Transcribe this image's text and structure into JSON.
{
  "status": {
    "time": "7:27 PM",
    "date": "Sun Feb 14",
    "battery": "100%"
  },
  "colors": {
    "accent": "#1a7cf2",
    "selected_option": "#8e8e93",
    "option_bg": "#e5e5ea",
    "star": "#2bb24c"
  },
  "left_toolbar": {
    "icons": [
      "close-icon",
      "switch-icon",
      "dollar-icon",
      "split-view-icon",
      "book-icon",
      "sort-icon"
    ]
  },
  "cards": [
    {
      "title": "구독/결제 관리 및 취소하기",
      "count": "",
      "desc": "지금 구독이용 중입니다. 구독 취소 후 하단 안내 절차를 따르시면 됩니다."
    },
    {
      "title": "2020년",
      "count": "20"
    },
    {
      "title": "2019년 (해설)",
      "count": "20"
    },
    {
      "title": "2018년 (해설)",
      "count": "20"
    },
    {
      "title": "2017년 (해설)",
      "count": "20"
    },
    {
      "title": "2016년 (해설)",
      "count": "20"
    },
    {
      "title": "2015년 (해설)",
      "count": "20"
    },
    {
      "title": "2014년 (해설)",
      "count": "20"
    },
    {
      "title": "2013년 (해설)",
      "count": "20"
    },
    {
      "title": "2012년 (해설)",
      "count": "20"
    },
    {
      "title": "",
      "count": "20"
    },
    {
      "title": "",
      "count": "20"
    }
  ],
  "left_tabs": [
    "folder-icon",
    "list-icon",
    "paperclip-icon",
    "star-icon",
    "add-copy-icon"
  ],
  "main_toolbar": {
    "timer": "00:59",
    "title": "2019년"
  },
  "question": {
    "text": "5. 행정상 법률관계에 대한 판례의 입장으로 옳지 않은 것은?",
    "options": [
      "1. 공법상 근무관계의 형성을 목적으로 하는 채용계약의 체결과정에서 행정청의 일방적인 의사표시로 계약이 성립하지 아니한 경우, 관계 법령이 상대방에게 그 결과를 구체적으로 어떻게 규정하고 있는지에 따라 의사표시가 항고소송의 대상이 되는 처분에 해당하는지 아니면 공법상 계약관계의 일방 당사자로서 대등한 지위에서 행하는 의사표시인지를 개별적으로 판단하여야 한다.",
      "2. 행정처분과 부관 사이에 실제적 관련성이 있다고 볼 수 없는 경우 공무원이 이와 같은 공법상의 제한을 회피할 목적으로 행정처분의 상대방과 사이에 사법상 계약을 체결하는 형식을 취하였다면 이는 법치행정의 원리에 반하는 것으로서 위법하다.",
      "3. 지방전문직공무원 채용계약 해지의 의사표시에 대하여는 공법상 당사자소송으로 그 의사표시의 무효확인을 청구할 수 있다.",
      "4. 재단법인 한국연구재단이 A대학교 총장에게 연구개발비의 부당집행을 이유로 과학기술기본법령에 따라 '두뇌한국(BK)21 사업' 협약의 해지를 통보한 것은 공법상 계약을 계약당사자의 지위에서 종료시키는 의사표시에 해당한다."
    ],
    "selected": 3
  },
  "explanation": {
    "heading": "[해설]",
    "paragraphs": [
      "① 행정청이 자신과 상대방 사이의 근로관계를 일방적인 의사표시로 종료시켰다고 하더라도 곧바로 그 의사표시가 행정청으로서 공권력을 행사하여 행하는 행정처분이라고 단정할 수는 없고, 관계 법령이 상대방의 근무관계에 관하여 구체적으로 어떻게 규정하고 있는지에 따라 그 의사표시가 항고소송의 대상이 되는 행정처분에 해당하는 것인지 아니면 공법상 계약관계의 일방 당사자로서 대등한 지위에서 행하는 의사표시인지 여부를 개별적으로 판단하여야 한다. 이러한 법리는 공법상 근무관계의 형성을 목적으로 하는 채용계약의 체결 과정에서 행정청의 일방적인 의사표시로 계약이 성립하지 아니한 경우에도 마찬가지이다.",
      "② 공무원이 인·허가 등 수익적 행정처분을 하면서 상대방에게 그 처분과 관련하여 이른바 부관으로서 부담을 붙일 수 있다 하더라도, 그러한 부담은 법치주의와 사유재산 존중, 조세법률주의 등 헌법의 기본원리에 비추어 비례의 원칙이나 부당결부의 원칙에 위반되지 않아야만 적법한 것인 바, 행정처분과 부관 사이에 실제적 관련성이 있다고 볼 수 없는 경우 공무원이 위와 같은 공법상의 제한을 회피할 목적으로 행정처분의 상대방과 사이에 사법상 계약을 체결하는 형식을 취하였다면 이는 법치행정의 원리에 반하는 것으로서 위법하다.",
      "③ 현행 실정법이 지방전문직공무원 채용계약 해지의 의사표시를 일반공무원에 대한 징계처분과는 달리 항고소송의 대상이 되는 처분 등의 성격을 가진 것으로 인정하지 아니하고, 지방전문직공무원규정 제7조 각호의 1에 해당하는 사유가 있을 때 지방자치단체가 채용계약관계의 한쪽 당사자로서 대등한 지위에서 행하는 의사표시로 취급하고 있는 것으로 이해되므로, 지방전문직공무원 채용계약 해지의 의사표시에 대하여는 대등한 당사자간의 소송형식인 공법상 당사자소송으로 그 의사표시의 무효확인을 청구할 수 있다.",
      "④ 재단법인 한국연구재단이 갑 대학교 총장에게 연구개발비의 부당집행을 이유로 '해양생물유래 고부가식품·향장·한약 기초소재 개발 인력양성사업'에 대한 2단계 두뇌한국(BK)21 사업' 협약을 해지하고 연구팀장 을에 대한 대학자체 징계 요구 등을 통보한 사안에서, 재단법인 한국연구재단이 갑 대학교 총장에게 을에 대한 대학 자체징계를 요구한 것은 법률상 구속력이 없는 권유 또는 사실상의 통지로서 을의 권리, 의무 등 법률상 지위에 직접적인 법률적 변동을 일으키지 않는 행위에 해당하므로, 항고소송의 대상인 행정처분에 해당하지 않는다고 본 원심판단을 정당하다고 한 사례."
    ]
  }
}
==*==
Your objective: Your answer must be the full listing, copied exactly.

Answer to the exercise:
Transcribe this image's text and structure into JSON.
{
  "status": {
    "time": "7:27 PM",
    "date": "Sun Feb 14",
    "battery": "100%"
  },
  "colors": {
    "accent": "#1a7cf2",
    "selected_option": "#8e8e93",
    "option_bg": "#e5e5ea",
    "star": "#2bb24c"
  },
  "left_toolbar": {
    "icons": [
      "close-icon",
      "switch-icon",
      "dollar-icon",
      "split-view-icon",
      "book-icon",
      "sort-icon"
    ]
  },
  "cards": [
    {
      "title": "구독/결제 관리 및 취소하기",
      "count": "",
      "desc": "지금 구독이용 중입니다. 구독 취소 후 하단 안내 절차를 따르시면 됩니다."
    },
    {
      "title": "2020년",
      "count": "20"
    },
    {
      "title": "2019년 (해설)",
      "count": "20"
    },
    {
      "title": "2018년 (해설)",
      "count": "20"
    },
    {
      "title": "2017년 (해설)",
      "count": "20"
    },
    {
      "title": "2016년 (해설)",
      "count": "20"
    },
    {
      "title": "2015년 (해설)",
      "count": "20"
    },
    {
      "title": "2014년 (해설)",
      "count": "20"
    },
    {
      "title": "2013년 (해설)",
      "count": "20"
    },
    {
      "title": "2012년 (해설)",
      "count": "20"
    },
    {
      "title": "",
      "count": "20"
    },
    {
      "title": "",
      "count": "20"
    }
  ],
  "left_tabs": [
    "folder-icon",
    "list-icon",
    "paperclip-icon",
    "star-icon",
    "add-copy-icon"
  ],
  "main_toolbar": {
    "timer": "00:59",
    "title": "2019년"
  },
  "question": {
    "text": "5. 행정상 법률관계에 대한 판례의 입장으로 옳지 않은 것은?",
    "options": [
      "1. 공법상 근무관계의 형성을 목적으로 하는 채용계약의 체결과정에서 행정청의 일방적인 의사표시로 계약이 성립하지 아니한 경우, 관계 법령이 상대방에게 그 결과를 구체적으로 어떻게 규정하고 있는지에 따라 의사표시가 항고소송의 대상이 되는 처분에 해당하는지 아니면 공법상 계약관계의 일방 당사자로서 대등한 지위에서 행하는 의사표시인지를 개별적으로 판단하여야 한다.",
      "2. 행정처분과 부관 사이에 실제적 관련성이 있다고 볼 수 없는 경우 공무원이 이와 같은 공법상의 제한을 회피할 목적으로 행정처분의 상대방과 사이에 사법상 계약을 체결하는 형식을 취하였다면 이는 법치행정의 원리에 반하는 것으로서 위법하다.",
      "3. 지방전문직공무원 채용계약 해지의 의사표시에 대하여는 공법상 당사자소송으로 그 의사표시의 무효확인을 청구할 수 있다.",
      "4. 재단법인 한국연구재단이 A대학교 총장에게 연구개발비의 부당집행을 이유로 과학기술기본법령에 따라 '두뇌한국(BK)21 사업' 협약의 해지를 통보한 것은 공법상 계약을 계약당사자의 지위에서 종료시키는 의사표시에 해당한다."
    ],
    "selected": 3
  },
  "explanation": {
    "heading": "[해설]",
    "paragraphs": [
      "① 행정청이 자신과 상대방 사이의 근로관계를 일방적인 의사표시로 종료시켰다고 하더라도 곧바로 그 의사표시가 행정청으로서 공권력을 행사하여 행하는 행정처분이라고 단정할 수는 없고, 관계 법령이 상대방의 근무관계에 관하여 구체적으로 어떻게 규정하고 있는지에 따라 그 의사표시가 항고소송의 대상이 되는 행정처분에 해당하는 것인지 아니면 공법상 계약관계의 일방 당사자로서 대등한 지위에서 행하는 의사표시인지 여부를 개별적으로 판단하여야 한다. 이러한 법리는 공법상 근무관계의 형성을 목적으로 하는 채용계약의 체결 과정에서 행정청의 일방적인 의사표시로 계약이 성립하지 아니한 경우에도 마찬가지이다.",
      "② 공무원이 인·허가 등 수익적 행정처분을 하면서 상대방에게 그 처분과 관련하여 이른바 부관으로서 부담을 붙일 수 있다 하더라도, 그러한 부담은 법치주의와 사유재산 존중, 조세법률주의 등 헌법의 기본원리에 비추어 비례의 원칙이나 부당결부의 원칙에 위반되지 않아야만 적법한 것인 바, 행정처분과 부관 사이에 실제적 관련성이 있다고 볼 수 없는 경우 공무원이 위와 같은 공법상의 제한을 회피할 목적으로 행정처분의 상대방과 사이에 사법상 계약을 체결하는 형식을 취하였다면 이는 법치행정의 원리에 반하는 것으로서 위법하다.",
      "③ 현행 실정법이 지방전문직공무원 채용계약 해지의 의사표시를 일반공무원에 대한 징계처분과는 달리 항고소송의 대상이 되는 처분 등의 성격을 가진 것으로 인정하지 아니하고, 지방전문직공무원규정 제7조 각호의 1에 해당하는 사유가 있을 때 지방자치단체가 채용계약관계의 한쪽 당사자로서 대등한 지위에서 행하는 의사표시로 취급하고 있는 것으로 이해되므로, 지방전문직공무원 채용계약 해지의 의사표시에 대하여는 대등한 당사자간의 소송형식인 공법상 당사자소송으로 그 의사표시의 무효확인을 청구할 수 있다.",
      "④ 재단법인 한국연구재단이 갑 대학교 총장에게 연구개발비의 부당집행을 이유로 '해양생물유래 고부가식품·향장·한약 기초소재 개발 인력양성사업'에 대한 2단계 두뇌한국(BK)21 사업' 협약을 해지하고 연구팀장 을에 대한 대학자체 징계 요구 등을 통보한 사안에서, 재단법인 한국연구재단이 갑 대학교 총장에게 을에 대한 대학 자체징계를 요구한 것은 법률상 구속력이 없는 권유 또는 사실상의 통지로서 을의 권리, 의무 등 법률상 지위에 직접적인 법률적 변동을 일으키지 않는 행위에 해당하므로, 항고소송의 대상인 행정처분에 해당하지 않는다고 본 원심판단을 정당하다고 한 사례."
    ]
  }
}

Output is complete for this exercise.